Physical Residual Functional Capacity

If you’ve submitted an application for Social Security Disability (SSD) benefits and the condition that’s the basis for your disability claim doesn’t precisely meet the Social Security Administration’s (SSA) Bluebook definition, then you may still be found eligible to receive SSD benefits under a medical vocational allowance. In order to evaluate your condition and determine if you meet the overall disability requirements for receiving SSD, the SSA will assess your “physical residual functional capacity” (physical RFC).

Physical residual functional capacity is the method the SSA uses to assess an applicant’s ability to perform essential job duties. Jobs are classified according to the physical requirements of the position, and the SSA looks at your physical limitations to determine in which positions you may still be able to work.

When evaluating physical residual functional capacity, the SSA uses five job classifications to categorize positions. These same categories are assigned to SSD applicants based on their physical limitations as reported by their treating physician on the RFC form. The applicant’s capacity is then compared with jobs to determine if the physical symptoms and limitations the applicant suffers qualify him or her for SSD benefits.

The categories the SSA assigns to jobs and applicants in physical RFC classifications are: (1) sedentary work, (2) light work, (3) medium work, (4) heavy work, and (5) very heavy work. These primary classifications take into account the physical exertion requirements common in different employment situations, like lifting and carrying a specific number of pounds, and how frequently the activity must be performed. Also accounted for in these classifications are other physical exertion activities, like pushing, pulling, walking and standing.

Physical RFCs also include details on other physical activities, even those that don’t require exertion. These can include stooping, sitting, use of fingers, and the ability to remember information, for example.

If the assessment of your physical RFC shows, for instance, that you can perform the essential job functions of a medium work position and your previous jobs were also in this category, then you may be denied disability benefits. This is because the SSA’s findings show you’re still able to perform the work and should therefore be able to get and maintain gainful employment in your field of experience.

However, if the physical RFC assessment completed by the SSA shows you’re unable to perform even sedentary work, then you would be found eligible for SSD, as your medical condition would make it impossible for you to maintain gainful employment in your prior field or even in another field in which the physical work requirements are less strenuous.

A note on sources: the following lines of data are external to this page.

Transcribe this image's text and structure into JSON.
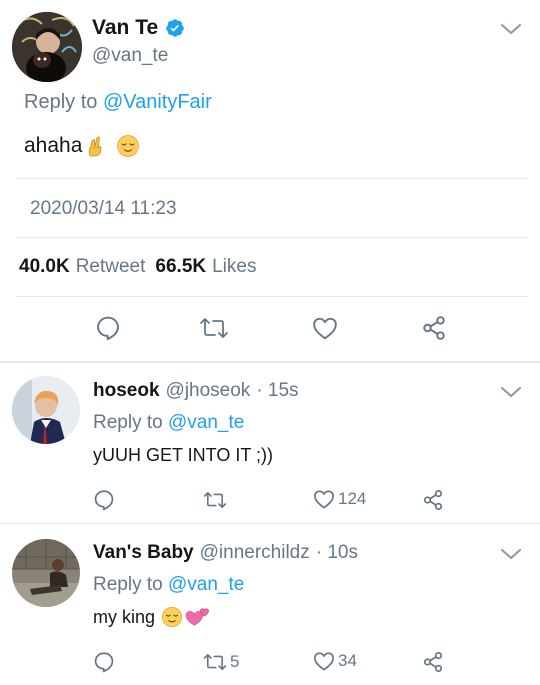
{
  "main_tweet": {
    "display_name": "Van Te",
    "handle": "@van_te",
    "reply_prefix": "Reply to ",
    "reply_to": "@VanityFair",
    "text": "ahaha",
    "emojis": [
      "crossed-fingers-emoji",
      "relieved-face-emoji"
    ],
    "timestamp": "2020/03/14 11:23",
    "retweet_count": "40.0K",
    "retweet_label": "Retweet",
    "like_count": "66.5K",
    "like_label": "Likes"
  },
  "replies": [
    {
      "display_name": "hoseok",
      "handle": "@jhoseok",
      "time": "· 15s",
      "reply_prefix": "Reply to ",
      "reply_to": "@van_te",
      "text": "yUUH GET INTO IT ;))",
      "retweets": "",
      "likes": "124"
    },
    {
      "display_name": "Van's Baby",
      "handle": "@innerchildz",
      "time": "· 10s",
      "reply_prefix": "Reply to ",
      "reply_to": "@van_te",
      "text": "my king",
      "emojis": [
        "relieved-face-emoji",
        "revolving-hearts-emoji"
      ],
      "retweets": "5",
      "likes": "34"
    }
  ],
  "colors": {
    "accent": "#1da1f2",
    "secondary_text": "#657786",
    "divider": "#e6ecf0",
    "icon": "#657786"
  }
}
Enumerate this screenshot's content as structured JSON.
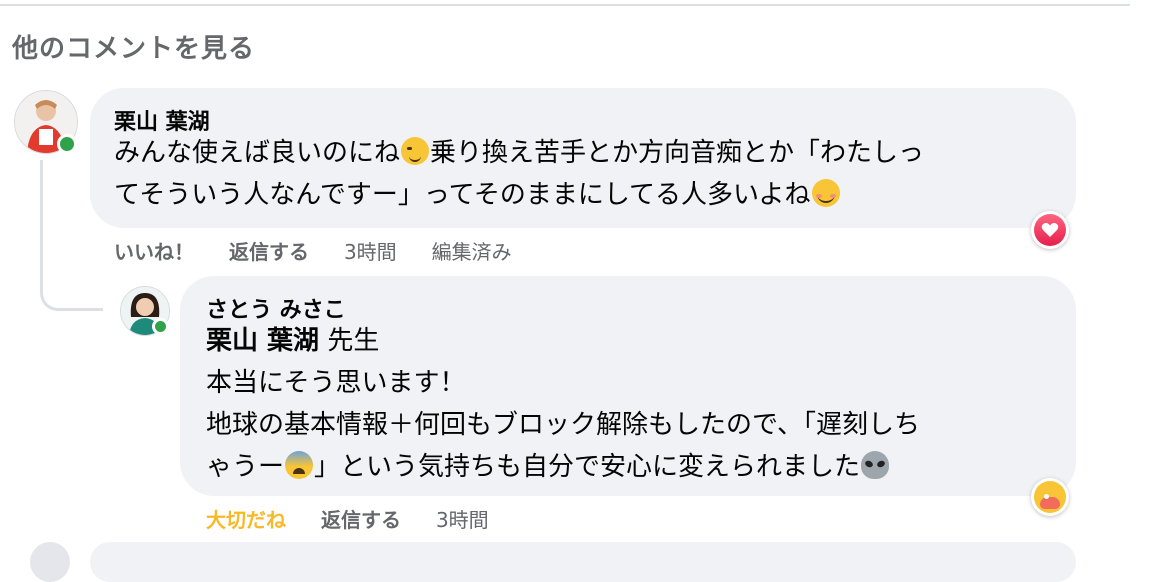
{
  "header": {
    "more_comments": "他のコメントを見る"
  },
  "comments": [
    {
      "author": "栗山 葉湖",
      "text_parts": [
        "みんな使えば良いのにね",
        "乗り換え苦手とか方向音痴とか「わたしっ",
        "てそういう人なんですー」ってそのままにしてる人多いよね"
      ],
      "actions": {
        "like": "いいね！",
        "reply": "返信する",
        "time": "3時間",
        "edited": "編集済み"
      },
      "reaction": "heart-icon"
    },
    {
      "author": "さとう みさこ",
      "mention": "栗山 葉湖",
      "mention_suffix": "先生",
      "lines": [
        "本当にそう思います！",
        "地球の基本情報＋何回もブロック解除もしたので、「遅刻しち",
        "ゃうー",
        "」という気持ちも自分で安心に変えられました"
      ],
      "actions": {
        "like": "大切だね",
        "reply": "返信する",
        "time": "3時間"
      },
      "reaction": "care-icon"
    }
  ],
  "colors": {
    "online": "#31a24c",
    "care_label": "#f7b928",
    "bubble": "#f0f2f5",
    "secondary_text": "#65676b"
  }
}
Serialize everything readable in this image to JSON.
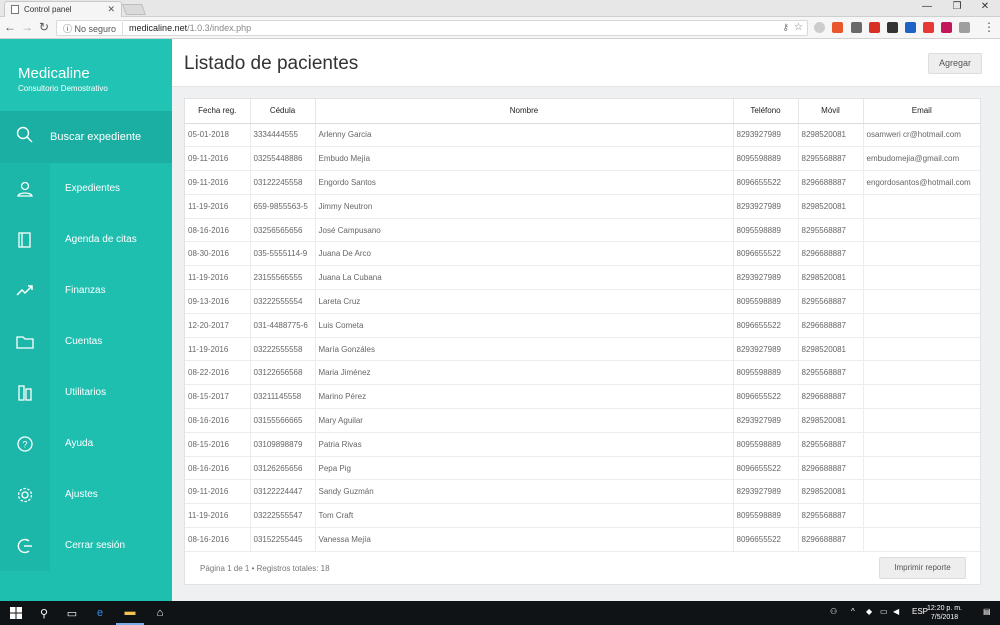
{
  "browser": {
    "tab_title": "Control panel",
    "tab_close": "✕",
    "security": "No seguro",
    "url_host": "medicaline.net",
    "url_path": "/1.0.3/index.php",
    "win_min": "—",
    "win_max": "❐",
    "win_close": "✕"
  },
  "brand": {
    "name_part1": "Medica",
    "name_part2": "line",
    "subtitle": "Consultorio Demostrativo"
  },
  "search": {
    "label": "Buscar expediente"
  },
  "nav": [
    {
      "label": "Expedientes",
      "icon": "user-icon"
    },
    {
      "label": "Agenda de citas",
      "icon": "notebook-icon"
    },
    {
      "label": "Finanzas",
      "icon": "trend-icon"
    },
    {
      "label": "Cuentas",
      "icon": "folder-icon"
    },
    {
      "label": "Utilitarios",
      "icon": "tools-icon"
    },
    {
      "label": "Ayuda",
      "icon": "help-icon"
    },
    {
      "label": "Ajustes",
      "icon": "gear-icon"
    },
    {
      "label": "Cerrar sesión",
      "icon": "logout-icon"
    }
  ],
  "page": {
    "title": "Listado de pacientes",
    "add_button": "Agregar"
  },
  "table": {
    "columns": [
      "Fecha reg.",
      "Cédula",
      "Nombre",
      "Teléfono",
      "Móvil",
      "Email"
    ],
    "rows": [
      [
        "05-01-2018",
        "3334444555",
        "Arlenny Garcia",
        "8293927989",
        "8298520081",
        "osamweri cr@hotmail.com"
      ],
      [
        "09-11-2016",
        "03255448886",
        "Embudo Mejía",
        "8095598889",
        "8295568887",
        "embudomejia@gmail.com"
      ],
      [
        "09-11-2016",
        "03122245558",
        "Engordo Santos",
        "8096655522",
        "8296688887",
        "engordosantos@hotmail.com"
      ],
      [
        "11-19-2016",
        "659-9855563-5",
        "Jimmy Neutron",
        "8293927989",
        "8298520081",
        ""
      ],
      [
        "08-16-2016",
        "03256565656",
        "José Campusano",
        "8095598889",
        "8295568887",
        ""
      ],
      [
        "08-30-2016",
        "035-5555114-9",
        "Juana De Arco",
        "8096655522",
        "8296688887",
        ""
      ],
      [
        "11-19-2016",
        "23155565555",
        "Juana La Cubana",
        "8293927989",
        "8298520081",
        ""
      ],
      [
        "09-13-2016",
        "03222555554",
        "Lareta Cruz",
        "8095598889",
        "8295568887",
        ""
      ],
      [
        "12-20-2017",
        "031-4488775-6",
        "Luis Cometa",
        "8096655522",
        "8296688887",
        ""
      ],
      [
        "11-19-2016",
        "03222555558",
        "María Gonzáles",
        "8293927989",
        "8298520081",
        ""
      ],
      [
        "08-22-2016",
        "03122656568",
        "Maria Jiménez",
        "8095598889",
        "8295568887",
        ""
      ],
      [
        "08-15-2017",
        "03211145558",
        "Marino Pérez",
        "8096655522",
        "8296688887",
        ""
      ],
      [
        "08-16-2016",
        "03155566665",
        "Mary Aguilar",
        "8293927989",
        "8298520081",
        ""
      ],
      [
        "08-15-2016",
        "03109898879",
        "Patria Rivas",
        "8095598889",
        "8295568887",
        ""
      ],
      [
        "08-16-2016",
        "03126265656",
        "Pepa Pig",
        "8096655522",
        "8296688887",
        ""
      ],
      [
        "09-11-2016",
        "03122224447",
        "Sandy Guzmán",
        "8293927989",
        "8298520081",
        ""
      ],
      [
        "11-19-2016",
        "03222555547",
        "Tom Craft",
        "8095598889",
        "8295568887",
        ""
      ],
      [
        "08-16-2016",
        "03152255445",
        "Vanessa Mejía",
        "8096655522",
        "8296688887",
        ""
      ]
    ]
  },
  "footer": {
    "info": "Página 1 de 1 • Registros totales: 18",
    "print_button": "Imprimir reporte"
  },
  "taskbar": {
    "language": "ESP",
    "time": "12:20 p. m.",
    "date": "7/5/2018"
  },
  "colors": {
    "sidebar": "#1fbfb0",
    "sidebar_search": "#1aafa2"
  }
}
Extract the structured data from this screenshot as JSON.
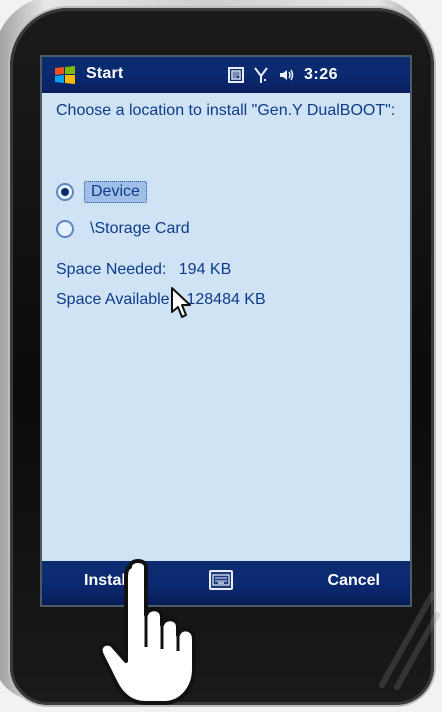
{
  "status_bar": {
    "start_label": "Start",
    "time": "3:26",
    "icons": [
      "windows-logo-icon",
      "notification-icon",
      "signal-icon",
      "speaker-icon"
    ]
  },
  "installer": {
    "prompt": "Choose a location to install \"Gen.Y DualBOOT\":",
    "options": [
      {
        "label": "Device",
        "selected": true
      },
      {
        "label": "\\Storage Card",
        "selected": false
      }
    ],
    "space_needed_label": "Space Needed:",
    "space_needed_value": "194 KB",
    "space_available_label": "Space Available:",
    "space_available_value": "128484 KB"
  },
  "softkeys": {
    "left": "Install",
    "right": "Cancel",
    "center_icon": "keyboard-icon"
  },
  "colors": {
    "titlebar": "#0a2a72",
    "screen_bg": "#cfe3f4",
    "text": "#0e3b8a"
  }
}
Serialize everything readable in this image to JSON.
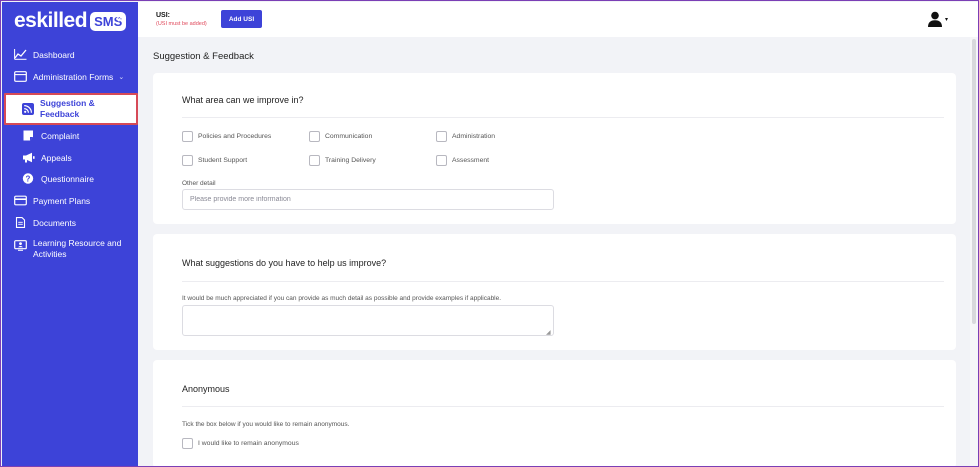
{
  "brand": {
    "name": "eskilled",
    "badge": "SMS",
    "collapse_icon": "double-chevron-left-icon"
  },
  "sidebar": {
    "items": [
      {
        "label": "Dashboard",
        "icon": "chart-line-icon"
      },
      {
        "label": "Administration Forms",
        "icon": "browser-window-icon"
      },
      {
        "label": "Suggestion & Feedback",
        "icon": "rss-icon",
        "active": true
      },
      {
        "label": "Complaint",
        "icon": "note-icon"
      },
      {
        "label": "Appeals",
        "icon": "megaphone-icon"
      },
      {
        "label": "Questionnaire",
        "icon": "question-circle-icon"
      },
      {
        "label": "Payment Plans",
        "icon": "credit-card-icon"
      },
      {
        "label": "Documents",
        "icon": "document-icon"
      },
      {
        "label": "Learning Resource and Activities",
        "icon": "user-screen-icon"
      }
    ],
    "active_line1": "Suggestion &",
    "active_line2": "Feedback",
    "learning_line1": "Learning Resource and",
    "learning_line2": "Activities"
  },
  "topbar": {
    "usi_label": "USI:",
    "usi_note": "(USI must be added)",
    "add_usi_label": "Add USI",
    "user_icon": "user-icon"
  },
  "page": {
    "title": "Suggestion & Feedback"
  },
  "card1": {
    "title": "What area can we improve in?",
    "options": [
      "Policies and Procedures",
      "Communication",
      "Administration",
      "Student Support",
      "Training Delivery",
      "Assessment"
    ],
    "other_label": "Other detail",
    "other_placeholder": "Please provide more information"
  },
  "card2": {
    "title": "What suggestions do you have to help us improve?",
    "hint": "It would be much appreciated if you can provide as much detail as possible and provide examples if applicable."
  },
  "card3": {
    "title": "Anonymous",
    "hint": "Tick the box below if you would like to remain anonymous.",
    "checkbox_label": "I would like to remain anonymous"
  },
  "colors": {
    "sidebar": "#3d43d8",
    "accent": "#3d43d8",
    "active_border": "#d64a57",
    "usi_note": "#e04a5c"
  }
}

There are other factors that play a part in determination of SSD eligibility as well, even when a physical RFC is completed and medical vocational allowance is considered. Your age, work history and experience, training, level of education and other jobs skills and qualifications are all considered when the SSA determines if your are fully disabled and not qualified to find employment in a field in which your physical limitations wouldn’t prevent you from earning a living.